I bet when you started thinking about developing a side hustle, you barely gave your day job a second thought. It’s either the thing you want to escape from or, at least, the opposite of the hobby you want to turn into something meaningful. You don’t even want to think about it while you’re not there.
Here’s some news, though: Your day job could well be one of the biggest and best resources for building your side hustle. (Click here to tweet this thought.) Trying these three things during your 9-to-5 will assist you to no end:
Look for the Things That Will Help You in Your Side Hustle
A portion of what you do in your day job, no matter how great that job is, will be dull. But you can still use it to benefit your side hustle.
Odds are that bits of your hustle are going to be dull, too. You can apply what you’ve learned at the day job to your side hustle — not just about doing the dull bits, but managing them within your overall work routine. Consider these similarities:
- Spent hours on data entry? Logging your freelance client info is never a bad idea.
- Dragged yourself out of bed when all you really wanted was one more day in the weekend? You’ll still need to get up and serve your clients as a freelancer, especially on those days you’ve trained your clients to know you’re only available.
- Ordered stationery for the office? Who else is going to rock on over to OfficeMax when you run out of printer ink or coffee?
Trust me, those skills are never not going to be handy.
Speaking of handy, here’s a hint: If your work has a process in place for something you need to get better at in your side hustle, crib from it! Why reinvent a wheel that you know runs smoothly from direct experience? (Just avoid reproducing the process’s written instructions, as your day job most likely has copyright on those.)
Find the Things You’d Like to Do More Of
I will lay good odds that even in a job you despise, you can find some element of it that you look forward to. Analyze that element (or even those elements) and see if there’s some way of making your job more about them, or even carrying them over into your side hustle.

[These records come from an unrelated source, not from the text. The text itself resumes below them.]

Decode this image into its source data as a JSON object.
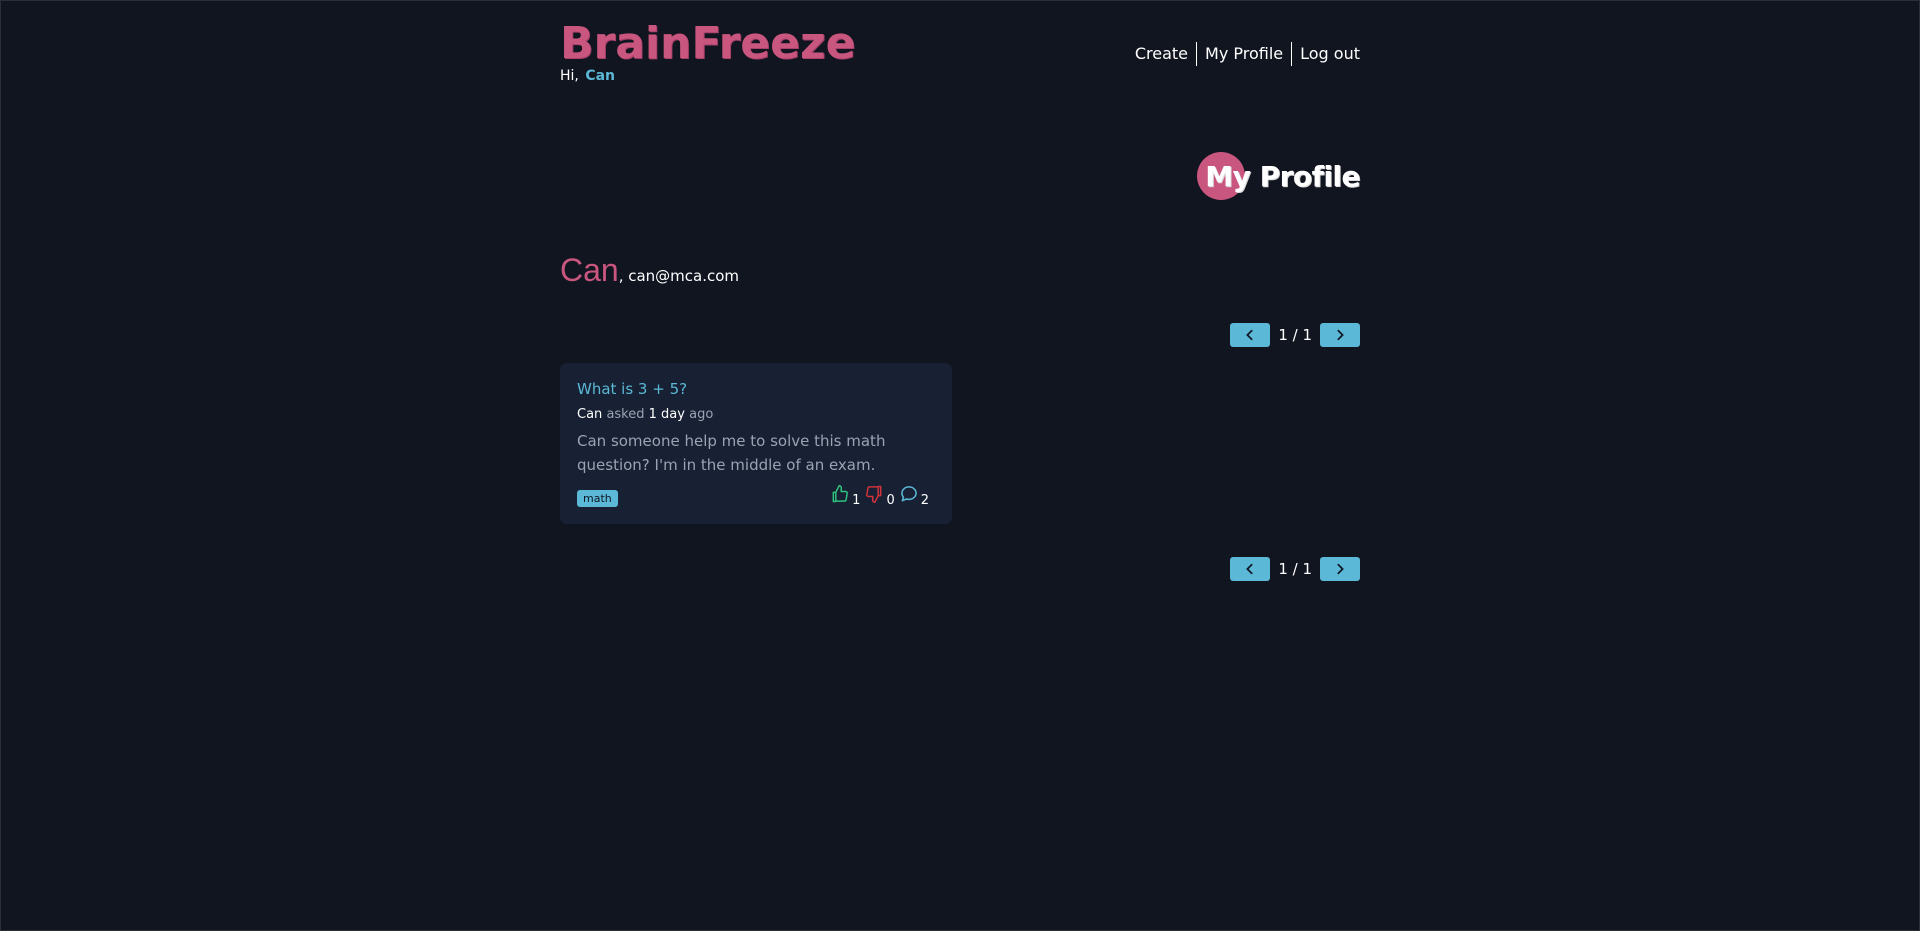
{
  "header": {
    "brand": "BrainFreeze",
    "greeting_prefix": "Hi,",
    "username": "Can",
    "nav": [
      "Create",
      "My Profile",
      "Log out"
    ]
  },
  "page": {
    "title": "My Profile"
  },
  "profile": {
    "name": "Can",
    "email": ", can@mca.com"
  },
  "pagination": {
    "label": "1 / 1"
  },
  "questions": [
    {
      "title": "What is 3 + 5?",
      "author": "Can",
      "asked_text": "asked",
      "time": "1 day",
      "ago_text": "ago",
      "body": "Can someone help me to solve this math question? I'm in the middle of an exam.",
      "tag": "math",
      "likes": "1",
      "dislikes": "0",
      "comments": "2"
    }
  ],
  "colors": {
    "background": "#111520",
    "brand": "#c9567e",
    "accent": "#5bb8d6",
    "card": "#172133",
    "like": "#2ec27e",
    "dislike": "#d2323c",
    "comment": "#5bb8d6"
  },
  "icons": {
    "prev": "chevron-left-icon",
    "next": "chevron-right-icon",
    "like": "thumbs-up-icon",
    "dislike": "thumbs-down-icon",
    "comment": "comment-bubble-icon"
  }
}
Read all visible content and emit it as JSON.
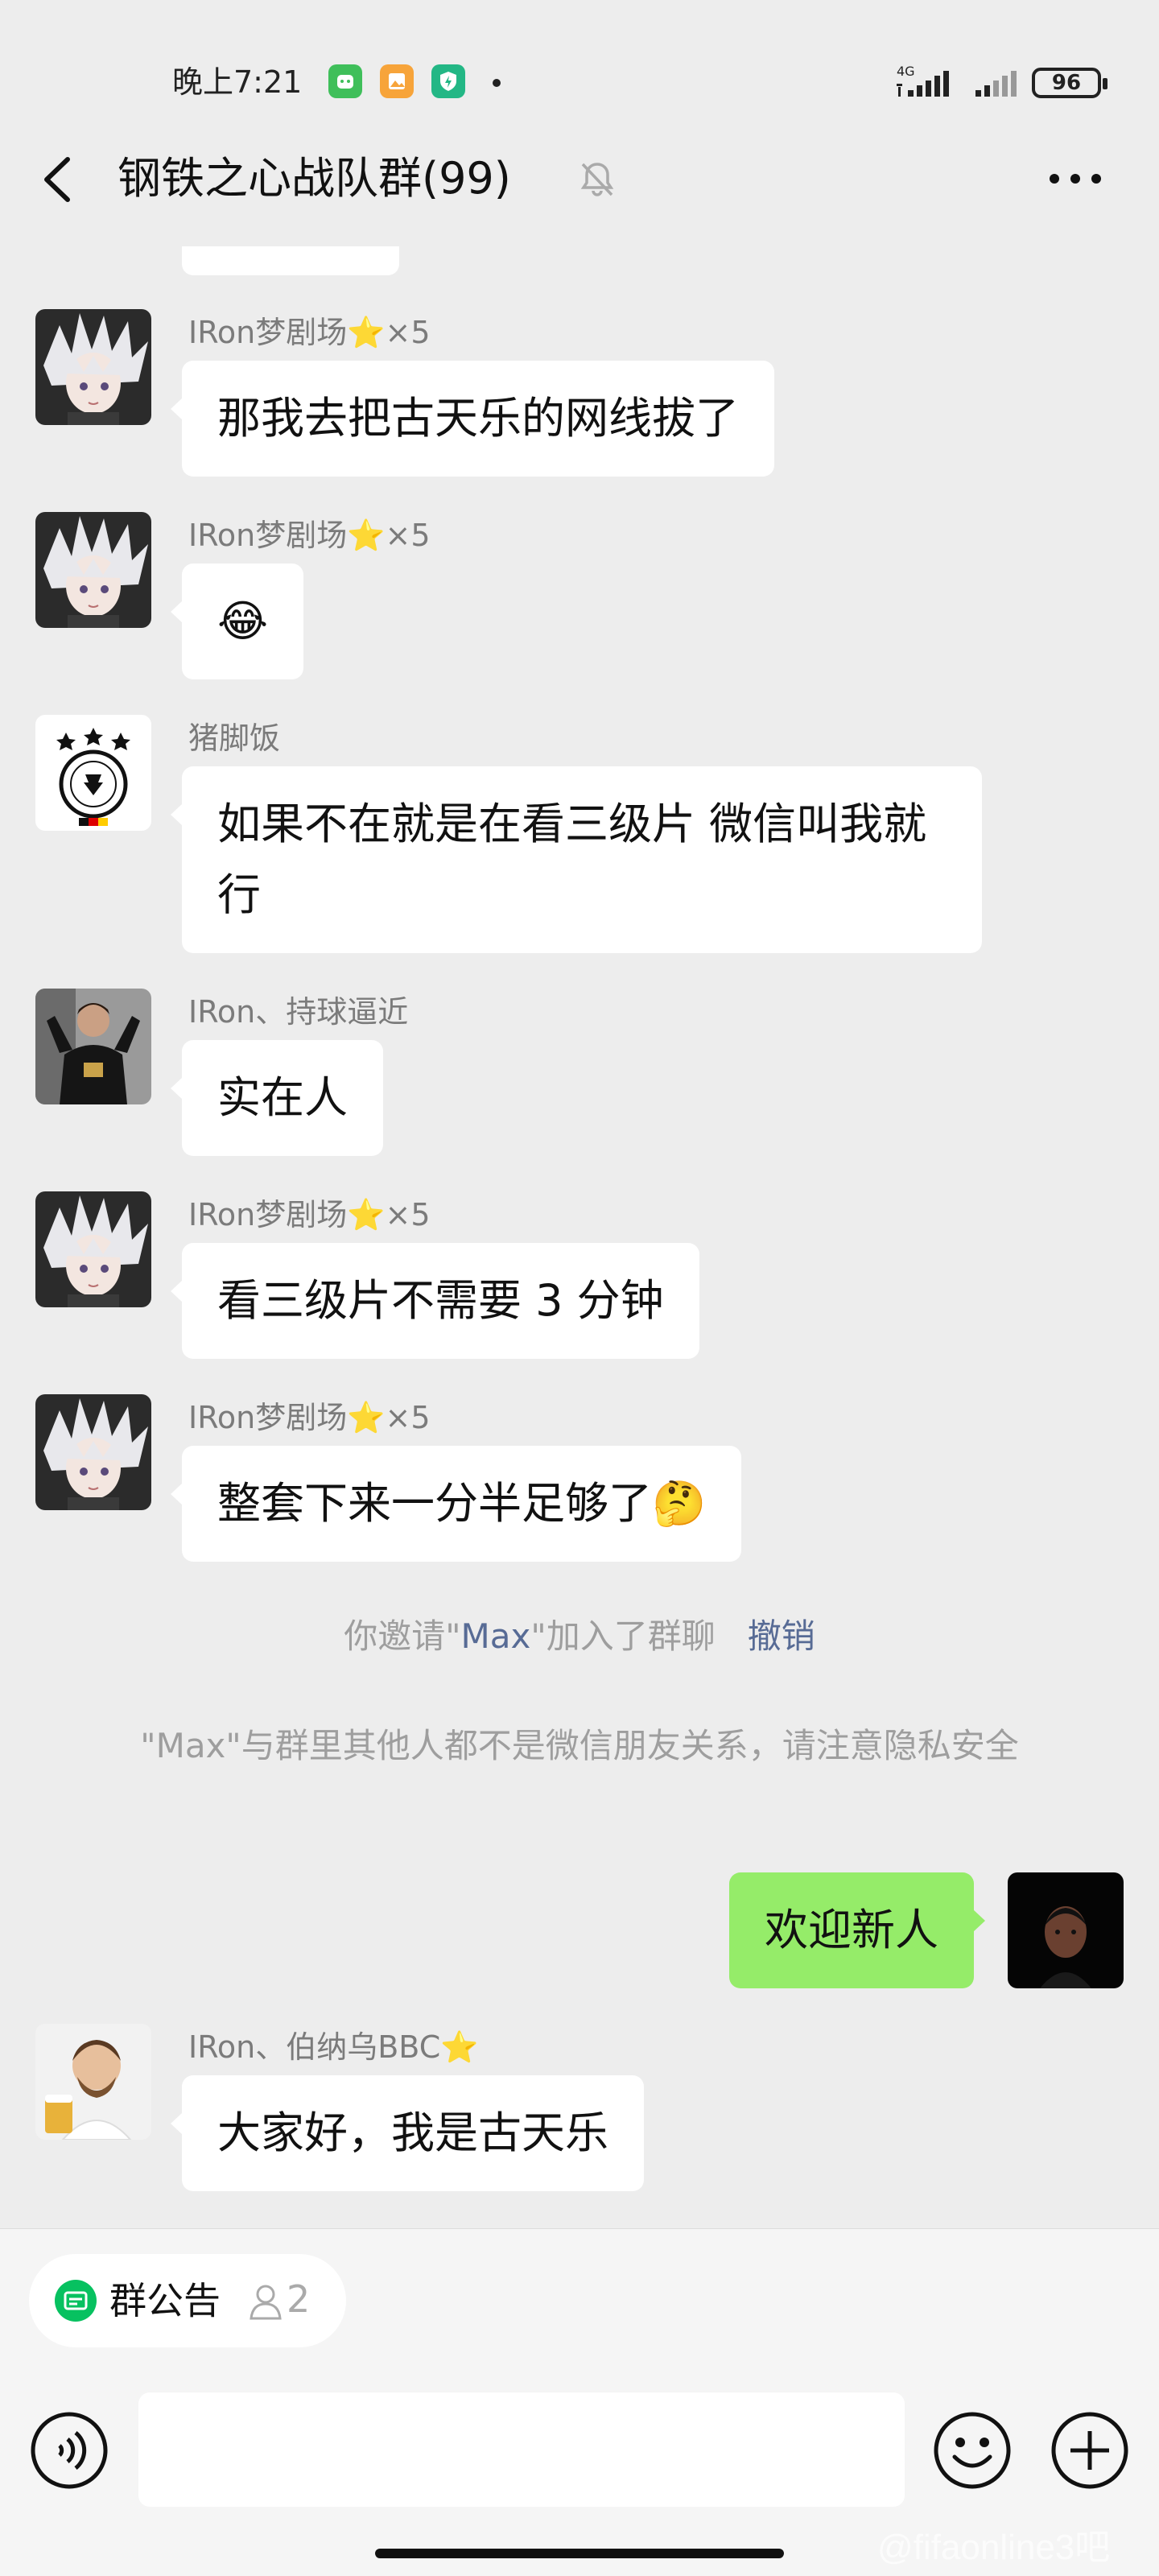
{
  "status_bar": {
    "time": "晚上7:21",
    "network": "4G",
    "battery": "96"
  },
  "nav": {
    "title": "钢铁之心战队群(99)"
  },
  "messages": [
    {
      "nickname": "IRon梦剧场⭐×5",
      "text": "那我去把古天乐的网线拔了"
    },
    {
      "nickname": "IRon梦剧场⭐×5",
      "text": "😂"
    },
    {
      "nickname": "猪脚饭",
      "text": "如果不在就是在看三级片 微信叫我就行"
    },
    {
      "nickname": "IRon、持球逼近",
      "text": "实在人"
    },
    {
      "nickname": "IRon梦剧场⭐×5",
      "text": "看三级片不需要 3 分钟"
    },
    {
      "nickname": "IRon梦剧场⭐×5",
      "text": "整套下来一分半足够了🤔"
    }
  ],
  "system": {
    "invite_prefix": "你邀请\"",
    "invite_name": "Max",
    "invite_suffix": "\"加入了群聊",
    "revoke": "撤销",
    "privacy_notice": "\"Max\"与群里其他人都不是微信朋友关系，请注意隐私安全"
  },
  "my_message": {
    "text": "欢迎新人"
  },
  "last_message": {
    "nickname": "IRon、伯纳乌BBC⭐",
    "text": "大家好，我是古天乐"
  },
  "notice_chip": {
    "label": "群公告",
    "count": "2"
  },
  "watermark": "@fifaonline3吧",
  "colors": {
    "background": "#ededed",
    "my_bubble": "#95ec69",
    "link": "#576b95"
  }
}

Until recently, I never thought of myself as a copywriter. Then I got talking with a client who always struggled with submitting new ad concepts. I made a time later in the week when we could both spend a quarter of an hour on the phone. When the appointed time came around, I made copious notes of our conversation, which led to my presenting the client with some brand new ideas. Both the client and the account manager were impressed!

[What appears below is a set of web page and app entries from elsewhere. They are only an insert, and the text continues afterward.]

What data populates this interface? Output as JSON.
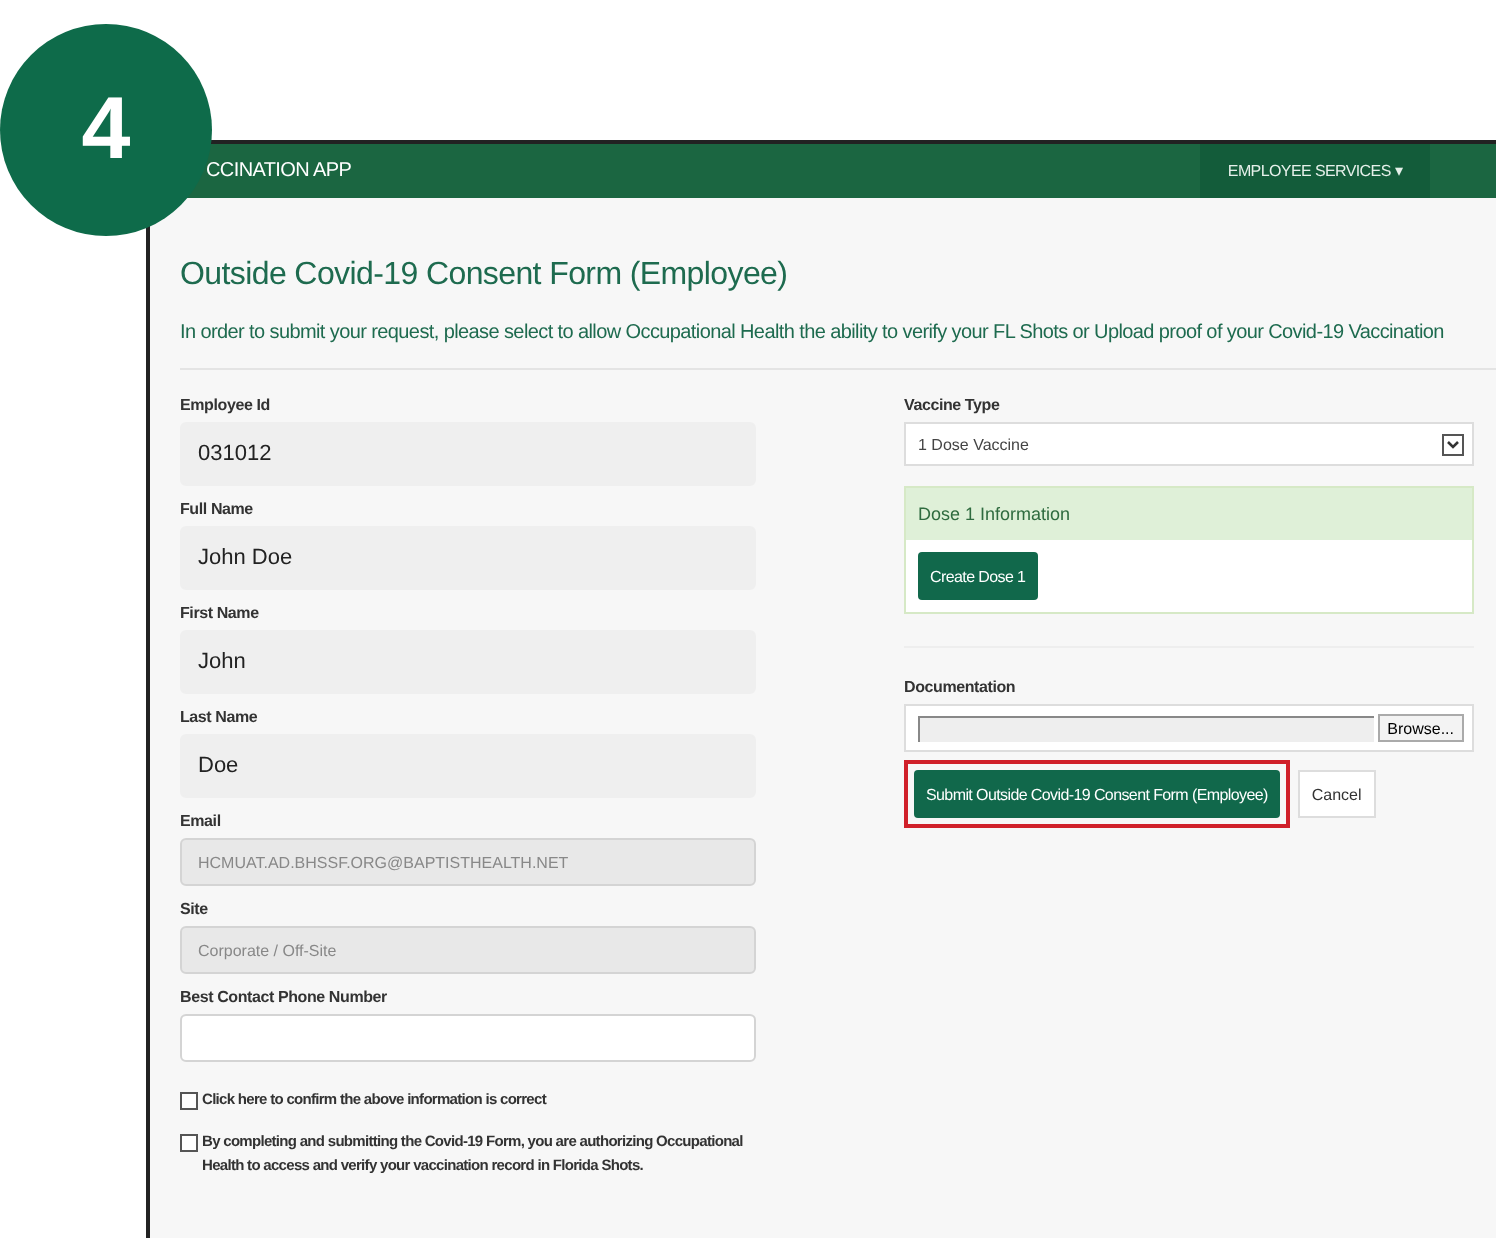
{
  "step_badge": "4",
  "navbar": {
    "app_title": "CCINATION APP",
    "menu": "EMPLOYEE SERVICES",
    "menu_caret": "▾"
  },
  "form": {
    "title": "Outside Covid-19 Consent Form (Employee)",
    "intro": "In order to submit your request, please select to allow Occupational Health the ability to verify your FL Shots or Upload proof of your Covid-19 Vaccination",
    "fields": [
      {
        "label": "Employee Id",
        "value": "031012",
        "kind": "readonly"
      },
      {
        "label": "Full Name",
        "value": "John Doe",
        "kind": "readonly"
      },
      {
        "label": "First Name",
        "value": "John",
        "kind": "readonly"
      },
      {
        "label": "Last Name",
        "value": "Doe",
        "kind": "readonly"
      },
      {
        "label": "Email",
        "value": "HCMUAT.AD.BHSSF.ORG@BAPTISTHEALTH.NET",
        "kind": "disabled"
      },
      {
        "label": "Site",
        "value": "Corporate / Off-Site",
        "kind": "disabled"
      },
      {
        "label": "Best Contact Phone Number",
        "kind": "input"
      }
    ],
    "checkboxes": [
      {
        "label": "Click here to confirm the above information is correct",
        "checked": false
      },
      {
        "label": "By completing and submitting the Covid-19 Form, you are authorizing Occupational Health to access and verify your vaccination record in Florida Shots.",
        "checked": false
      }
    ],
    "vaccine_type": {
      "label": "Vaccine Type",
      "value": "1 Dose Vaccine"
    },
    "dose_panel": {
      "title": "Dose 1 Information",
      "button": "Create Dose 1"
    },
    "documentation": {
      "label": "Documentation",
      "browse": "Browse..."
    },
    "submit": {
      "label": "Submit Outside Covid-19 Consent Form (Employee)",
      "highlighted": true
    },
    "cancel": "Cancel"
  }
}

Now that I understand what the job actually involves, I’m more confident about putting “copywriting” as a skill in my resume and that I’ll probably enjoy any work I get. On top of that, I’m looking for more opportunities to employ those skills at the day job!

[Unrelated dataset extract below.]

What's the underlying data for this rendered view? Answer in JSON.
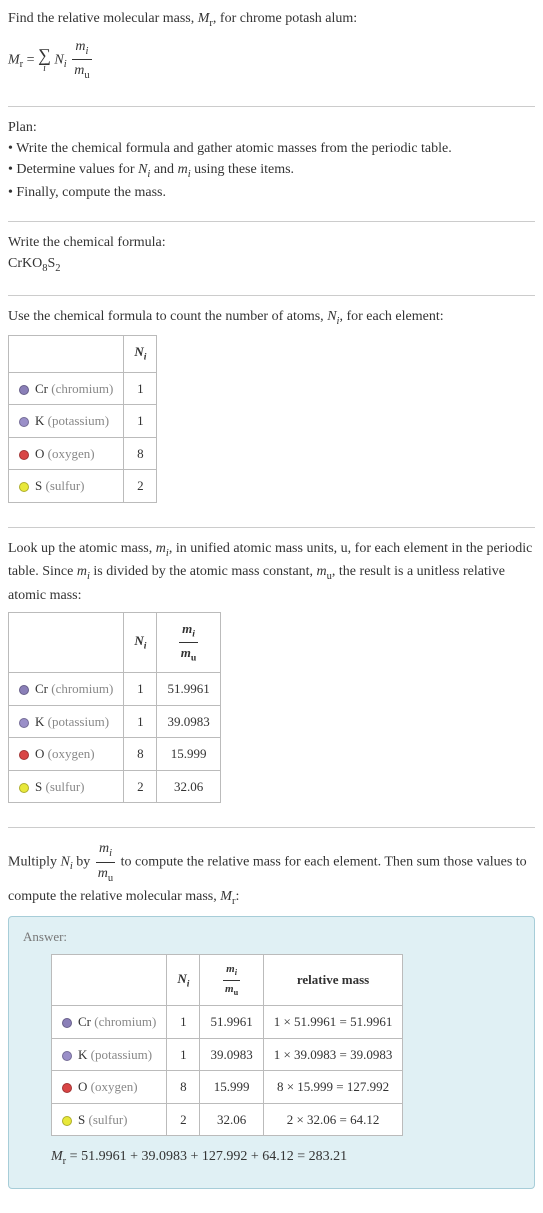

Talk to the People You Work With
Yeah, I know. This one is sort of scary. How do you broach the subject of your side hustle with your colleagues without risking someone thinking that you’re not 100% a Company Wo/Man? One good tip is to talk about it like a hobby, like gardening.Forget the “side hustle” aspect of it and just talk about how it gives you joy.
Why is talking about your side hustle a good idea? For starters, you never know quite who might know someone who’s looking to employ your talents.
For seconds, it’ll help you get along better with your coworkers, who will start seeing you as someone who gives a shit about things outside the working realm. Looking like a well-rounded person has side effects that could improve your circumstances at the day job.
For thirds, even if they don’t know someone who knows someone, having as many people in your corner is never a bad thing when you’re stepping out under the lights on that freelance canvas. A “good on you!” at the right time can help you just as much as a new connection or job offer.
And for fourths, and perhaps most important, you never know just whose corner you may wind up in, or whether you know someone who needs an office buddy’s particular set of skills. Sometimes you can pay it back…
Handling the Hassle Will Help You Hustle
I’m sure one of the reasons you’re working on your 9-to-5 escape plan is to get enough control over your circumstances that you can axe the hassle from your life, or at least minimize it. But even after you pull your Venkman (although ideally you’re departing on your own terms rather than being sacked because you chase hot coeds instead of making with the science), you’ll still need to do some mundane stuff in order to make the awesome happen.
After all, who else was going to keep that old firehouse in order? Okay, probably Ray, but you might not have a friend quite that gullible energetic and easygoing on hand.
In other words: use what you already know about managing the mundane where you are to prepare yourself to handle the unavoidable bits when you get where you want to be.
What ho-hum aspects of your corporate life have translated well for your side hustle? Share in the comments!